By Kevin Young
Entertainment reporter, BBC News
He was a swash-buckling Edwardian crime-fighter who lay encased in a block of ice for 64 years before being dug up in "swinging sixties" London.
He survived his ordeal - so it was ironic that the one thing which eventually silenced Adam Adamant was poor filing.
Workmen dug up Adamant (left), 64 years after a rival froze him
One episode of the BBC's answer to The Avengers, which ran for two series in 1966 and 1967, was thought lost forever - until it was discovered in 2003, in a wrongly-labelled case.
Moments like these are cherished by Dick Fiddy, an archivist who co-ordinates Missing Believed Wiped at London's National Film Theatre.
The project seeks out classic TV programmes which "disappeared" during an era when material was rarely recorded and tapes were often discarded.
"There are private collectors who buy and sell film, and because TV programmes are often on 16mm film, they'll turn up at fairs all over the world," explains Mr Fiddy.
"There are people who used to work on the shows and kept a copy. There are foreign archives which were supposed to wipe or destroy them.
"Some of them just turn up in very odd places. There's a well-known story of Doctor Who episodes turning up in a Mormon church, and to this day, no-one knows how they got there.
Stars Cilla Black and Bruce Forsyth will be reunited with their TV past
"Material is held in the wrong archive - for instance, both America and the UK had a television company called ABC, and Canadian television returned material from ABC in the UK to ABC in the US instead."
Most broadcast archives are now being digitised, and this "spring-cleaning" has yielded even more material, he says.
A "general amnesty" by the British Film Institute aims to protect people who may have made illicit copies of material over the years.
"A lot of people with material were worried about handing it back to the BBC or ITV. They were worried about prosecution.
"We will make a copy and give the original tape back to the owner - that was our deal."
Sometimes restoration is tricky, Mr Fiddy says, picking a programme which was screened on Saturday as an example.
Out of the Trees was feared lost for almost three decades
"Out of the Trees was a pilot - intended to go to a series - written by Douglas Adams and Graham Chapman, starring many of the people that would go on to be in the Hitchhiker's Guide to the Galaxy.
"It went out, but was junked almost immediately afterwards.
"It had been recorded by Chapman at home on a very old-fashioned, primitive video machine.
"Recently, his long-term partner, David Sherlock, mentioned to me that he had this old tape, and could we play it."
It took two years to transfer because a customised player had to be built, Mr Fiddy says, with the entire process filmed in case the tape "dissolves after one play".

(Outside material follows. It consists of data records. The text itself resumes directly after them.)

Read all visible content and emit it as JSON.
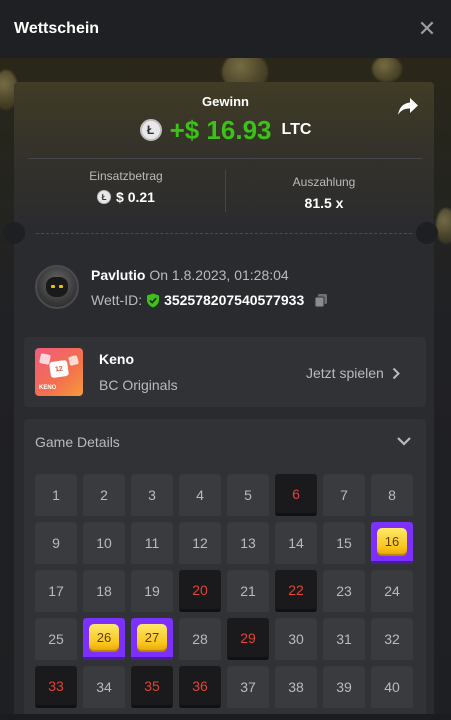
{
  "header": {
    "title": "Wettschein"
  },
  "win": {
    "label": "Gewinn",
    "currency_icon": "ltc-icon",
    "amount": "+$ 16.93",
    "currency": "LTC"
  },
  "stats": {
    "bet_label": "Einsatzbetrag",
    "bet_value": "$ 0.21",
    "payout_label": "Auszahlung",
    "payout_value": "81.5 x"
  },
  "user": {
    "name": "Pavlutio",
    "on_text": "On 1.8.2023, 01:28:04",
    "bet_id_label": "Wett-ID:",
    "bet_id": "352578207540577933"
  },
  "game": {
    "thumb_number": "12",
    "thumb_label": "KENO",
    "name": "Keno",
    "provider": "BC Originals",
    "play_label": "Jetzt spielen"
  },
  "details": {
    "title": "Game Details",
    "numbers": [
      {
        "n": "1",
        "state": "normal"
      },
      {
        "n": "2",
        "state": "normal"
      },
      {
        "n": "3",
        "state": "normal"
      },
      {
        "n": "4",
        "state": "normal"
      },
      {
        "n": "5",
        "state": "normal"
      },
      {
        "n": "6",
        "state": "picked"
      },
      {
        "n": "7",
        "state": "normal"
      },
      {
        "n": "8",
        "state": "normal"
      },
      {
        "n": "9",
        "state": "normal"
      },
      {
        "n": "10",
        "state": "normal"
      },
      {
        "n": "11",
        "state": "normal"
      },
      {
        "n": "12",
        "state": "normal"
      },
      {
        "n": "13",
        "state": "normal"
      },
      {
        "n": "14",
        "state": "normal"
      },
      {
        "n": "15",
        "state": "normal"
      },
      {
        "n": "16",
        "state": "hit"
      },
      {
        "n": "17",
        "state": "normal"
      },
      {
        "n": "18",
        "state": "normal"
      },
      {
        "n": "19",
        "state": "normal"
      },
      {
        "n": "20",
        "state": "picked"
      },
      {
        "n": "21",
        "state": "normal"
      },
      {
        "n": "22",
        "state": "picked"
      },
      {
        "n": "23",
        "state": "normal"
      },
      {
        "n": "24",
        "state": "normal"
      },
      {
        "n": "25",
        "state": "normal"
      },
      {
        "n": "26",
        "state": "hit"
      },
      {
        "n": "27",
        "state": "hit"
      },
      {
        "n": "28",
        "state": "normal"
      },
      {
        "n": "29",
        "state": "picked"
      },
      {
        "n": "30",
        "state": "normal"
      },
      {
        "n": "31",
        "state": "normal"
      },
      {
        "n": "32",
        "state": "normal"
      },
      {
        "n": "33",
        "state": "picked"
      },
      {
        "n": "34",
        "state": "normal"
      },
      {
        "n": "35",
        "state": "picked"
      },
      {
        "n": "36",
        "state": "picked"
      },
      {
        "n": "37",
        "state": "normal"
      },
      {
        "n": "38",
        "state": "normal"
      },
      {
        "n": "39",
        "state": "normal"
      },
      {
        "n": "40",
        "state": "normal"
      }
    ]
  },
  "colors": {
    "win_green": "#3bc117",
    "hit_purple": "#7c30ff",
    "picked_red": "#e0423c",
    "gem_yellow": "#f8c51b"
  }
}
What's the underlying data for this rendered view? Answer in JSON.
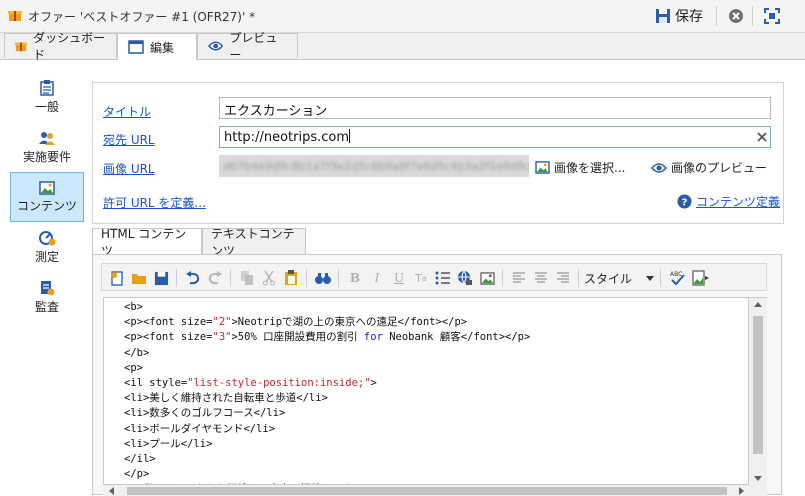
{
  "window": {
    "title": "オファー 'ベストオファー #1 (OFR27)' *",
    "save_label": "保存"
  },
  "tabs": [
    {
      "label": "ダッシュボード"
    },
    {
      "label": "編集"
    },
    {
      "label": "プレビュー"
    }
  ],
  "sidebar": {
    "items": [
      {
        "label": "一般",
        "icon": "document-icon"
      },
      {
        "label": "実施要件",
        "icon": "people-icon"
      },
      {
        "label": "コンテンツ",
        "icon": "image-icon"
      },
      {
        "label": "測定",
        "icon": "gauge-icon"
      },
      {
        "label": "監査",
        "icon": "audit-icon"
      }
    ]
  },
  "form": {
    "title_label": "タイトル",
    "title_value": "エクスカーション",
    "url_label": "宛先 URL",
    "url_value": "http://neotrips.com",
    "image_label": "画像 URL",
    "image_value_blurred": "d67b4e9d9c8b1a7f3e2d5c6b9a8f7e6d5c4b3a2f1e0d9c8b7a",
    "select_image": "画像を選択...",
    "preview_image": "画像のプレビュー",
    "allowed_url": "許可 URL を定義...",
    "content_def": "コンテンツ定義"
  },
  "content_tabs": [
    {
      "label": "HTML コンテンツ"
    },
    {
      "label": "テキストコンテンツ"
    }
  ],
  "editor": {
    "style_label": "スタイル",
    "lines": [
      "<b>",
      "<p><font size=\"2\">Neotripで湖の上の東京への遠足</font></p>",
      "<p><font size=\"3\">50% 口座開設費用の割引 for Neobank 顧客</font></p>",
      "</b>",
      "<p>",
      "<il style=\"list-style-position:inside;\">",
      "<li>美しく維持された自転車と歩道</li>",
      "<li>数多くのゴルフコース</li>",
      "<li>ボールダイヤモンド</li>",
      "<li>プール</li>",
      "</il>",
      "</p>",
      "<p>私たちはあなたを探検し、東京に招待します</p>"
    ]
  },
  "colors": {
    "accent": "#1a56c4",
    "active_nav": "#cce8ff",
    "string": "#c0262c"
  }
}
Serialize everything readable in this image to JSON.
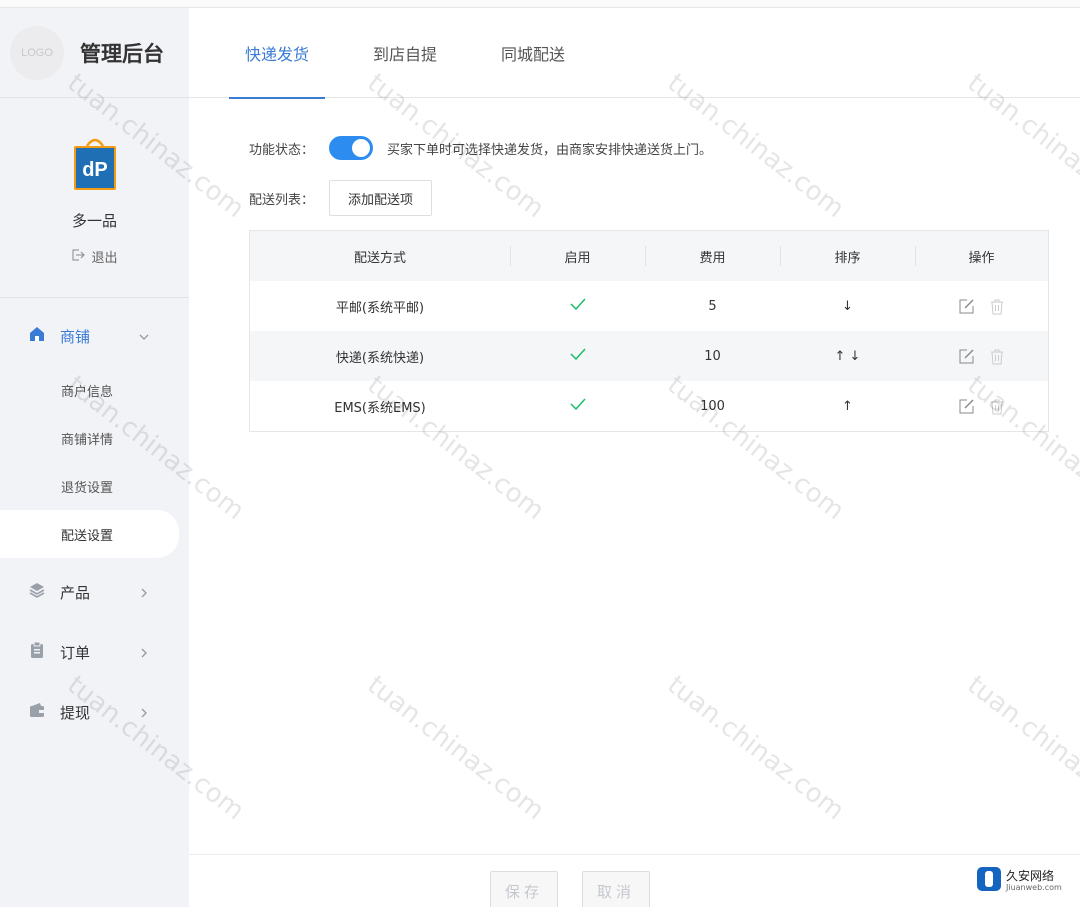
{
  "app": {
    "logo_text": "LOGO",
    "title": "管理后台"
  },
  "shop": {
    "name": "多一品",
    "logout_label": "退出"
  },
  "nav": {
    "groups": [
      {
        "label": "商铺",
        "icon": "home-icon",
        "expanded": true
      },
      {
        "label": "产品",
        "icon": "layers-icon"
      },
      {
        "label": "订单",
        "icon": "clipboard-icon"
      },
      {
        "label": "提现",
        "icon": "wallet-icon"
      }
    ],
    "sub_items": [
      "商户信息",
      "商铺详情",
      "退货设置",
      "配送设置"
    ],
    "active_sub": "配送设置"
  },
  "tabs": [
    "快递发货",
    "到店自提",
    "同城配送"
  ],
  "active_tab": "快递发货",
  "form": {
    "status_label": "功能状态：",
    "status_on": true,
    "status_desc": "买家下单时可选择快递发货，由商家安排快递送货上门。",
    "list_label": "配送列表：",
    "add_button": "添加配送项"
  },
  "table": {
    "headers": [
      "配送方式",
      "启用",
      "费用",
      "排序",
      "操作"
    ],
    "rows": [
      {
        "method": "平邮(系统平邮)",
        "enabled": true,
        "fee": "5",
        "sort": "↓"
      },
      {
        "method": "快递(系统快递)",
        "enabled": true,
        "fee": "10",
        "sort": "↑ ↓"
      },
      {
        "method": "EMS(系统EMS)",
        "enabled": true,
        "fee": "100",
        "sort": "↑"
      }
    ]
  },
  "footer": {
    "save": "保存",
    "cancel": "取消"
  },
  "watermark": "tuan.chinaz.com",
  "corner_brand": {
    "name": "久安网络",
    "domain": "Jiuanweb.com"
  },
  "colors": {
    "accent": "#3a7bd5",
    "toggle": "#2d8cf0",
    "check": "#19be6b"
  }
}
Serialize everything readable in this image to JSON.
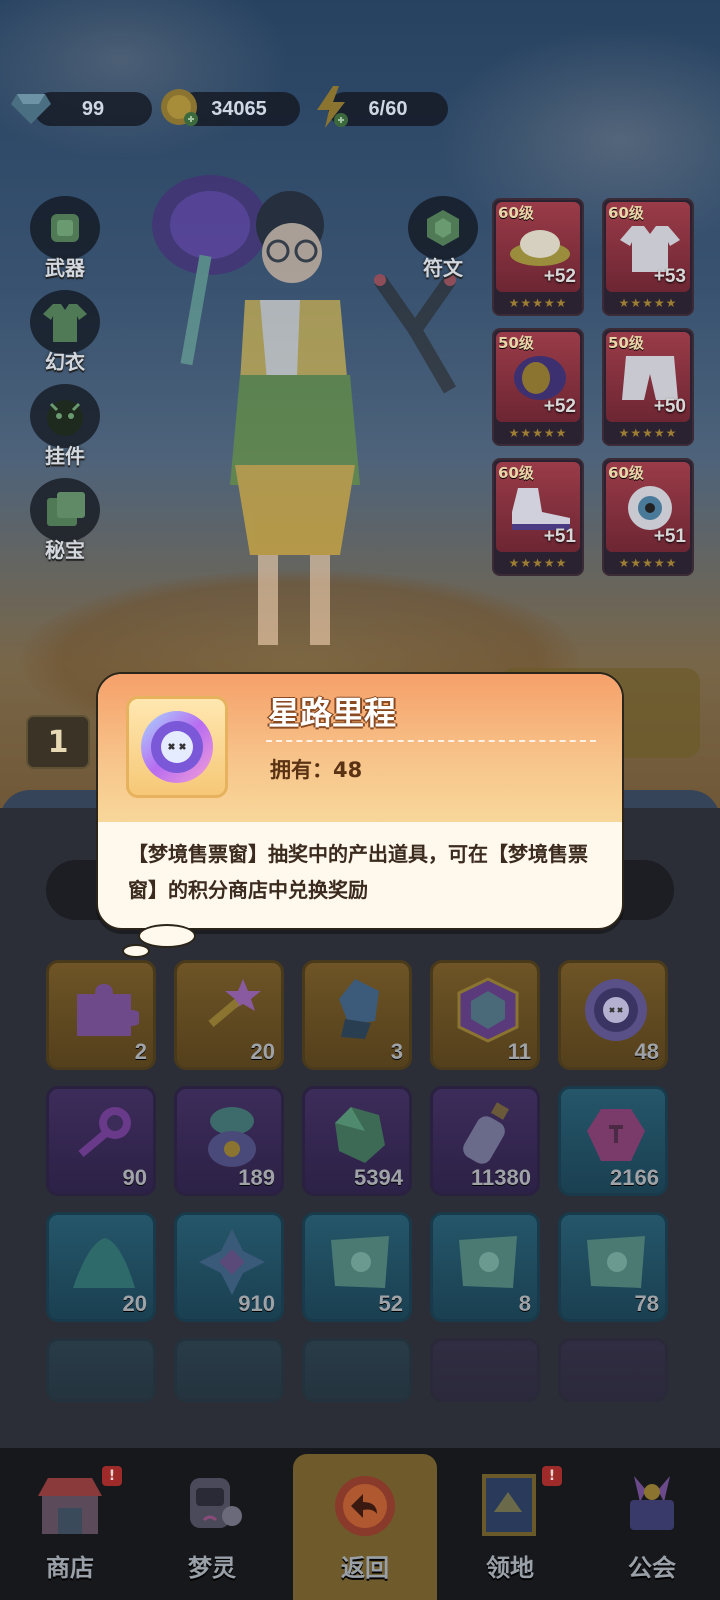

Another "very important find" has been a whole evening of ITV's output from 1964 - and now Mr Fiddy and the British Film Institute are also involved with ITV's Raiders of the Lost Archive.
"Stars are reunited with their TV past. So you get Bruce Forsyth and you show him a bit of television that he thought was lost or he could never find, and you do the same with Michael Parkinson, Cilla Black and so on.
"We all want the same thing - to get as much of this stuff back as possible," he says.
So, what have been the best moments in the 13 years of Missing Believed Wiped?
'Til Death Us Do Part is one of the most significant finds, Mr Fiddy says
"For me, the most important things have been 1960s episodes of 'Til Death Us Do Part."
The show, starring Warren Mitchell as Alf Garnett, was "just fantastic" at that time, he says.
"All the controversy, all the harsh stuff was in the '60s and very little of it survives.
"But recently two or three episodes have turned up, and every one of them underlines just how brilliant a programme it was.
"There are so few of them that, for me, that's the biggest and most important find."
Missing Believed Wiped 2006 was screened at the National Film Theatre in London on 2 December.